There’s something comforting about the way Hampstead Theatre, always a bastion for experimental works that tease at the boundaries of mainstream theatre, has emerged from the pandemic. At a time when the pressure to stick on something that’s guaranteed to fill seats must be overwhelming, it instead decided to revive a tricky series of plays that have debuted at the theatre over its history.
December’s production of The Dumb Waiter could perhaps be branded a crowd-pleaser of sorts, but The Death of a Black Man, which opened in June, could not. Now we have a Tennessee Williams play, but not one of the ones people tend to know and certainty not one that people tend to like. Dismissed by both critics and audiences when it opened in 1967, The Two Character Play is one of his late works, written after the death of his life’s great love, in the midst of depression and alcoholism and drug abuse.
The result is predictably bleak, although that’s the only thing about it that’s predictable. It opens amidst what appears to be an anxiety dream. Two actors, siblings Clare (Kate O’Flynn) and Felice (Zubin Varla), are backstage at some ramshackle regional theatre, the curtain about to open on their latest play. The rest of the theatre company has abandoned them – “You and your sister are insane” reads the note – leaving the pair responsible for the sound and lighting as well as playing the roles of… Clare and Felice. Worse still, they don’t know the lines, the stage is only half built and the script isn’t finished.
Clare (the actor) is desperate to leave the theatre but her brother insists the show must go on, assuring her they can improvise the unfinished parts. She agrees on the condition she can make cuts on the fly, communicated by playing a C on the on-stage piano.
Just as Clare and Felice the actors are trapped on this nightmarish stage, Clare and Felice the characters are trapped in a nightmarish house in which their parents were killed in a murder/suicide. Both suffer from acute agoraphobia, their fragmented mental states mirroring those of the actors, who share the same dysfunctional co-reliance, veering from prickly intimacy to murderous hatred.

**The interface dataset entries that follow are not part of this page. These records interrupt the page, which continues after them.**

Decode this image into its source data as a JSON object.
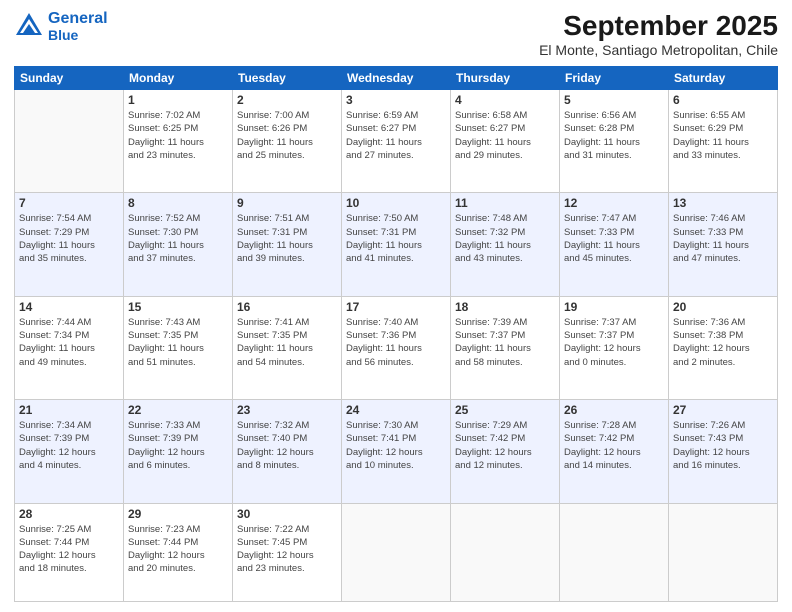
{
  "header": {
    "logo_line1": "General",
    "logo_line2": "Blue",
    "month": "September 2025",
    "location": "El Monte, Santiago Metropolitan, Chile"
  },
  "days_of_week": [
    "Sunday",
    "Monday",
    "Tuesday",
    "Wednesday",
    "Thursday",
    "Friday",
    "Saturday"
  ],
  "weeks": [
    [
      {
        "day": "",
        "info": ""
      },
      {
        "day": "1",
        "info": "Sunrise: 7:02 AM\nSunset: 6:25 PM\nDaylight: 11 hours\nand 23 minutes."
      },
      {
        "day": "2",
        "info": "Sunrise: 7:00 AM\nSunset: 6:26 PM\nDaylight: 11 hours\nand 25 minutes."
      },
      {
        "day": "3",
        "info": "Sunrise: 6:59 AM\nSunset: 6:27 PM\nDaylight: 11 hours\nand 27 minutes."
      },
      {
        "day": "4",
        "info": "Sunrise: 6:58 AM\nSunset: 6:27 PM\nDaylight: 11 hours\nand 29 minutes."
      },
      {
        "day": "5",
        "info": "Sunrise: 6:56 AM\nSunset: 6:28 PM\nDaylight: 11 hours\nand 31 minutes."
      },
      {
        "day": "6",
        "info": "Sunrise: 6:55 AM\nSunset: 6:29 PM\nDaylight: 11 hours\nand 33 minutes."
      }
    ],
    [
      {
        "day": "7",
        "info": "Sunrise: 7:54 AM\nSunset: 7:29 PM\nDaylight: 11 hours\nand 35 minutes."
      },
      {
        "day": "8",
        "info": "Sunrise: 7:52 AM\nSunset: 7:30 PM\nDaylight: 11 hours\nand 37 minutes."
      },
      {
        "day": "9",
        "info": "Sunrise: 7:51 AM\nSunset: 7:31 PM\nDaylight: 11 hours\nand 39 minutes."
      },
      {
        "day": "10",
        "info": "Sunrise: 7:50 AM\nSunset: 7:31 PM\nDaylight: 11 hours\nand 41 minutes."
      },
      {
        "day": "11",
        "info": "Sunrise: 7:48 AM\nSunset: 7:32 PM\nDaylight: 11 hours\nand 43 minutes."
      },
      {
        "day": "12",
        "info": "Sunrise: 7:47 AM\nSunset: 7:33 PM\nDaylight: 11 hours\nand 45 minutes."
      },
      {
        "day": "13",
        "info": "Sunrise: 7:46 AM\nSunset: 7:33 PM\nDaylight: 11 hours\nand 47 minutes."
      }
    ],
    [
      {
        "day": "14",
        "info": "Sunrise: 7:44 AM\nSunset: 7:34 PM\nDaylight: 11 hours\nand 49 minutes."
      },
      {
        "day": "15",
        "info": "Sunrise: 7:43 AM\nSunset: 7:35 PM\nDaylight: 11 hours\nand 51 minutes."
      },
      {
        "day": "16",
        "info": "Sunrise: 7:41 AM\nSunset: 7:35 PM\nDaylight: 11 hours\nand 54 minutes."
      },
      {
        "day": "17",
        "info": "Sunrise: 7:40 AM\nSunset: 7:36 PM\nDaylight: 11 hours\nand 56 minutes."
      },
      {
        "day": "18",
        "info": "Sunrise: 7:39 AM\nSunset: 7:37 PM\nDaylight: 11 hours\nand 58 minutes."
      },
      {
        "day": "19",
        "info": "Sunrise: 7:37 AM\nSunset: 7:37 PM\nDaylight: 12 hours\nand 0 minutes."
      },
      {
        "day": "20",
        "info": "Sunrise: 7:36 AM\nSunset: 7:38 PM\nDaylight: 12 hours\nand 2 minutes."
      }
    ],
    [
      {
        "day": "21",
        "info": "Sunrise: 7:34 AM\nSunset: 7:39 PM\nDaylight: 12 hours\nand 4 minutes."
      },
      {
        "day": "22",
        "info": "Sunrise: 7:33 AM\nSunset: 7:39 PM\nDaylight: 12 hours\nand 6 minutes."
      },
      {
        "day": "23",
        "info": "Sunrise: 7:32 AM\nSunset: 7:40 PM\nDaylight: 12 hours\nand 8 minutes."
      },
      {
        "day": "24",
        "info": "Sunrise: 7:30 AM\nSunset: 7:41 PM\nDaylight: 12 hours\nand 10 minutes."
      },
      {
        "day": "25",
        "info": "Sunrise: 7:29 AM\nSunset: 7:42 PM\nDaylight: 12 hours\nand 12 minutes."
      },
      {
        "day": "26",
        "info": "Sunrise: 7:28 AM\nSunset: 7:42 PM\nDaylight: 12 hours\nand 14 minutes."
      },
      {
        "day": "27",
        "info": "Sunrise: 7:26 AM\nSunset: 7:43 PM\nDaylight: 12 hours\nand 16 minutes."
      }
    ],
    [
      {
        "day": "28",
        "info": "Sunrise: 7:25 AM\nSunset: 7:44 PM\nDaylight: 12 hours\nand 18 minutes."
      },
      {
        "day": "29",
        "info": "Sunrise: 7:23 AM\nSunset: 7:44 PM\nDaylight: 12 hours\nand 20 minutes."
      },
      {
        "day": "30",
        "info": "Sunrise: 7:22 AM\nSunset: 7:45 PM\nDaylight: 12 hours\nand 23 minutes."
      },
      {
        "day": "",
        "info": ""
      },
      {
        "day": "",
        "info": ""
      },
      {
        "day": "",
        "info": ""
      },
      {
        "day": "",
        "info": ""
      }
    ]
  ]
}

Director Sam Yates uses some devious methods to unsettle the audience. While the actors bicker about whether the play should go ahead, the theatre lights remain on, a fourth wall breaking trick recently used in the Almeida’s production of The Wild Duck.
Throughout the play O’Flynn and Varla flit between their English accents, used to play the actors, and an exaggerated southern drawl for the characters, although it becomes increasingly unclear which reality is being presented at any given time.
Clare’s propensity to hit that piano key each time the script goes in a direction she doesn’t like further disrupts any sense of narrative flow, with lines of dialogue ending mid-way through and conversations abruptly resetting. Adding to the surreal atmosphere is the use of live projection from an on-stage camera beamed onto the back wall, a technique beloved of superstar director Ivo van Hove, who I imagine would have an absolute field-day with this metatextual tangle of a play.
The uneasy humour of the early scenes, such as Clare’s dismay that the stairs she’s supposed to climb haven’t arrived, give way to something much darker. Heavily inspired by Williams’ relationship with his sister Rose, a schizophrenic who was lobotomised and spent her life in an institution, The Two Character Play is at its heart desperate a portrait of madness and despair, a reminder that we’re all of us trapped on our own little stages, struggling with life’s tape decks and lighting rigs and missing staircases in an attempt to hold it all together.
It’s not the finest of Williams’ plays, even if it was one he held dearly. With its navel-gazing fascination with acting and the act of creation, it has the air of an early play rather than a late one. But O’Flynn and Varla sell both of their roles brilliantly and Yates’ direction, both deft and dramatic, lifts The Two Character Play from an interesting curio to a genuinely powerful piece of theatre.